Start and finish times for the party should be clearly established and maintained. Employees should be notified of them in advance of the event with the message reinforced by an announcement made at its conclusion.
Consider sending a behaviour email
It’s become a frequently mocked corporate cliche, but an email just prior to the event reminding employees of the need to engage in appropriate behaviour and comply with workplace policies is an important aid to manage risk. Feel free to inject some humour or levity into it, but not in a way that undermines the key message.
While the party is on
Ensure that COVID-19 safety precautions in the venue’s COVID-19 Safety Plan are adhered to and clearly communicated to attendees.
Appointing a responsible manager
Christmas functions should have at least one ‘responsible manager’, an employee who will ideally abstain from alcohol throughout the evening (or close to it) and identify, monitor and address issues such as:
• RSA by the venue;
• alcohol consumption and behaviour of staff; and
• any safety issues that might arise throughout the evening.
It’s fair to say the position of ‘responsible manager’, the requirements of which significantly impede the employee fully relaxing and enjoying the function, isn’t likely to be coveted. The position does, however, have an important role to play in managing the risks that can arise during the event; it needs to be someone in a sufficiently senior position with the authority and capacity to credibly deal with potentially risky situations.
Service of alcohol
Ensure that RSA principles are observed and implemented, which might mean the responsible manager needs to liaise with the venue contact during the party. Allowing employees to help themselves to alcoholic drinks without any oversight is asking for trouble. There should also be plenty of water and non-alcoholic drinks available.

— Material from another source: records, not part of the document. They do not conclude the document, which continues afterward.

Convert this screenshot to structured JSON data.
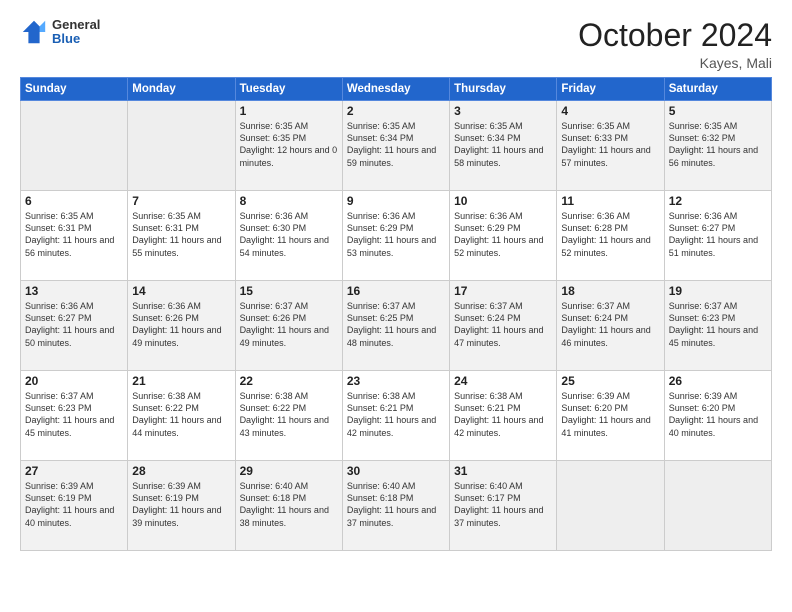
{
  "logo": {
    "general": "General",
    "blue": "Blue"
  },
  "title": "October 2024",
  "location": "Kayes, Mali",
  "days_of_week": [
    "Sunday",
    "Monday",
    "Tuesday",
    "Wednesday",
    "Thursday",
    "Friday",
    "Saturday"
  ],
  "weeks": [
    [
      {
        "day": "",
        "empty": true
      },
      {
        "day": "",
        "empty": true
      },
      {
        "day": "1",
        "sunrise": "Sunrise: 6:35 AM",
        "sunset": "Sunset: 6:35 PM",
        "daylight": "Daylight: 12 hours and 0 minutes."
      },
      {
        "day": "2",
        "sunrise": "Sunrise: 6:35 AM",
        "sunset": "Sunset: 6:34 PM",
        "daylight": "Daylight: 11 hours and 59 minutes."
      },
      {
        "day": "3",
        "sunrise": "Sunrise: 6:35 AM",
        "sunset": "Sunset: 6:34 PM",
        "daylight": "Daylight: 11 hours and 58 minutes."
      },
      {
        "day": "4",
        "sunrise": "Sunrise: 6:35 AM",
        "sunset": "Sunset: 6:33 PM",
        "daylight": "Daylight: 11 hours and 57 minutes."
      },
      {
        "day": "5",
        "sunrise": "Sunrise: 6:35 AM",
        "sunset": "Sunset: 6:32 PM",
        "daylight": "Daylight: 11 hours and 56 minutes."
      }
    ],
    [
      {
        "day": "6",
        "sunrise": "Sunrise: 6:35 AM",
        "sunset": "Sunset: 6:31 PM",
        "daylight": "Daylight: 11 hours and 56 minutes."
      },
      {
        "day": "7",
        "sunrise": "Sunrise: 6:35 AM",
        "sunset": "Sunset: 6:31 PM",
        "daylight": "Daylight: 11 hours and 55 minutes."
      },
      {
        "day": "8",
        "sunrise": "Sunrise: 6:36 AM",
        "sunset": "Sunset: 6:30 PM",
        "daylight": "Daylight: 11 hours and 54 minutes."
      },
      {
        "day": "9",
        "sunrise": "Sunrise: 6:36 AM",
        "sunset": "Sunset: 6:29 PM",
        "daylight": "Daylight: 11 hours and 53 minutes."
      },
      {
        "day": "10",
        "sunrise": "Sunrise: 6:36 AM",
        "sunset": "Sunset: 6:29 PM",
        "daylight": "Daylight: 11 hours and 52 minutes."
      },
      {
        "day": "11",
        "sunrise": "Sunrise: 6:36 AM",
        "sunset": "Sunset: 6:28 PM",
        "daylight": "Daylight: 11 hours and 52 minutes."
      },
      {
        "day": "12",
        "sunrise": "Sunrise: 6:36 AM",
        "sunset": "Sunset: 6:27 PM",
        "daylight": "Daylight: 11 hours and 51 minutes."
      }
    ],
    [
      {
        "day": "13",
        "sunrise": "Sunrise: 6:36 AM",
        "sunset": "Sunset: 6:27 PM",
        "daylight": "Daylight: 11 hours and 50 minutes."
      },
      {
        "day": "14",
        "sunrise": "Sunrise: 6:36 AM",
        "sunset": "Sunset: 6:26 PM",
        "daylight": "Daylight: 11 hours and 49 minutes."
      },
      {
        "day": "15",
        "sunrise": "Sunrise: 6:37 AM",
        "sunset": "Sunset: 6:26 PM",
        "daylight": "Daylight: 11 hours and 49 minutes."
      },
      {
        "day": "16",
        "sunrise": "Sunrise: 6:37 AM",
        "sunset": "Sunset: 6:25 PM",
        "daylight": "Daylight: 11 hours and 48 minutes."
      },
      {
        "day": "17",
        "sunrise": "Sunrise: 6:37 AM",
        "sunset": "Sunset: 6:24 PM",
        "daylight": "Daylight: 11 hours and 47 minutes."
      },
      {
        "day": "18",
        "sunrise": "Sunrise: 6:37 AM",
        "sunset": "Sunset: 6:24 PM",
        "daylight": "Daylight: 11 hours and 46 minutes."
      },
      {
        "day": "19",
        "sunrise": "Sunrise: 6:37 AM",
        "sunset": "Sunset: 6:23 PM",
        "daylight": "Daylight: 11 hours and 45 minutes."
      }
    ],
    [
      {
        "day": "20",
        "sunrise": "Sunrise: 6:37 AM",
        "sunset": "Sunset: 6:23 PM",
        "daylight": "Daylight: 11 hours and 45 minutes."
      },
      {
        "day": "21",
        "sunrise": "Sunrise: 6:38 AM",
        "sunset": "Sunset: 6:22 PM",
        "daylight": "Daylight: 11 hours and 44 minutes."
      },
      {
        "day": "22",
        "sunrise": "Sunrise: 6:38 AM",
        "sunset": "Sunset: 6:22 PM",
        "daylight": "Daylight: 11 hours and 43 minutes."
      },
      {
        "day": "23",
        "sunrise": "Sunrise: 6:38 AM",
        "sunset": "Sunset: 6:21 PM",
        "daylight": "Daylight: 11 hours and 42 minutes."
      },
      {
        "day": "24",
        "sunrise": "Sunrise: 6:38 AM",
        "sunset": "Sunset: 6:21 PM",
        "daylight": "Daylight: 11 hours and 42 minutes."
      },
      {
        "day": "25",
        "sunrise": "Sunrise: 6:39 AM",
        "sunset": "Sunset: 6:20 PM",
        "daylight": "Daylight: 11 hours and 41 minutes."
      },
      {
        "day": "26",
        "sunrise": "Sunrise: 6:39 AM",
        "sunset": "Sunset: 6:20 PM",
        "daylight": "Daylight: 11 hours and 40 minutes."
      }
    ],
    [
      {
        "day": "27",
        "sunrise": "Sunrise: 6:39 AM",
        "sunset": "Sunset: 6:19 PM",
        "daylight": "Daylight: 11 hours and 40 minutes."
      },
      {
        "day": "28",
        "sunrise": "Sunrise: 6:39 AM",
        "sunset": "Sunset: 6:19 PM",
        "daylight": "Daylight: 11 hours and 39 minutes."
      },
      {
        "day": "29",
        "sunrise": "Sunrise: 6:40 AM",
        "sunset": "Sunset: 6:18 PM",
        "daylight": "Daylight: 11 hours and 38 minutes."
      },
      {
        "day": "30",
        "sunrise": "Sunrise: 6:40 AM",
        "sunset": "Sunset: 6:18 PM",
        "daylight": "Daylight: 11 hours and 37 minutes."
      },
      {
        "day": "31",
        "sunrise": "Sunrise: 6:40 AM",
        "sunset": "Sunset: 6:17 PM",
        "daylight": "Daylight: 11 hours and 37 minutes."
      },
      {
        "day": "",
        "empty": true
      },
      {
        "day": "",
        "empty": true
      }
    ]
  ]
}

An announcement should be made when the event has formally ended. Ideally, do not also announce any after parties or other functions, because this can create an impression that they are also official or authorised employer events.
Take steps to ensure attendees have transport, or ready access to transport, to get home safely after the event.
After the party
Complaints and conduct issues
Attendees should have already been made aware that workplace policies apply at the Christmas party, including policies relating to sexual harassment and bullying. Any complaints raised by employees relating to conduct at the event should be dealt with in accordance with the applicable policy.
For incidents that occur after the party officially concludes, an important threshold consideration might be whether the relevant incident(s) occurred at work, or whether it is a private matter outside the scope of the employment relationship. In making this assessment a careful examination of the relevant circumstances might be required.
If the complaint necessitates an investigation, time could be of the essence. The investigator should seek to procure statements before memories fade and witnesses go away for the Christmas/New Year break. Ensure any necessary surveillance footage from the venue is obtained quickly to minimise the prospect of it being unavailable because it has been erased or lost.
Monitor social media
To the degree possible and appropriate, keep an eye on social media postings to ensure that the reputations of the employer and employees alike are not damaged by injudicious posts about the function.
Media outlets are on the lookout for culturally insensitive costumes and performances or outrageous conduct at corporate Christmas parties for easy festive season content. While it’s rarely either practical or sensible to implement a photo or social media ban, employees should be reminded of the employer’s social media policy and directed to ensure they comply with it after the event.
Managing the risk from an employer Christmas function doesn’t mean you have to be the workplace grinch.
Due diligence, effective communication before the function, enforcing appropriate conduct during the function, and (if needed) timely addressing of any problems or complaints after the function can ensure a successful event without an ongoing employment litigation (or reputational) hangover.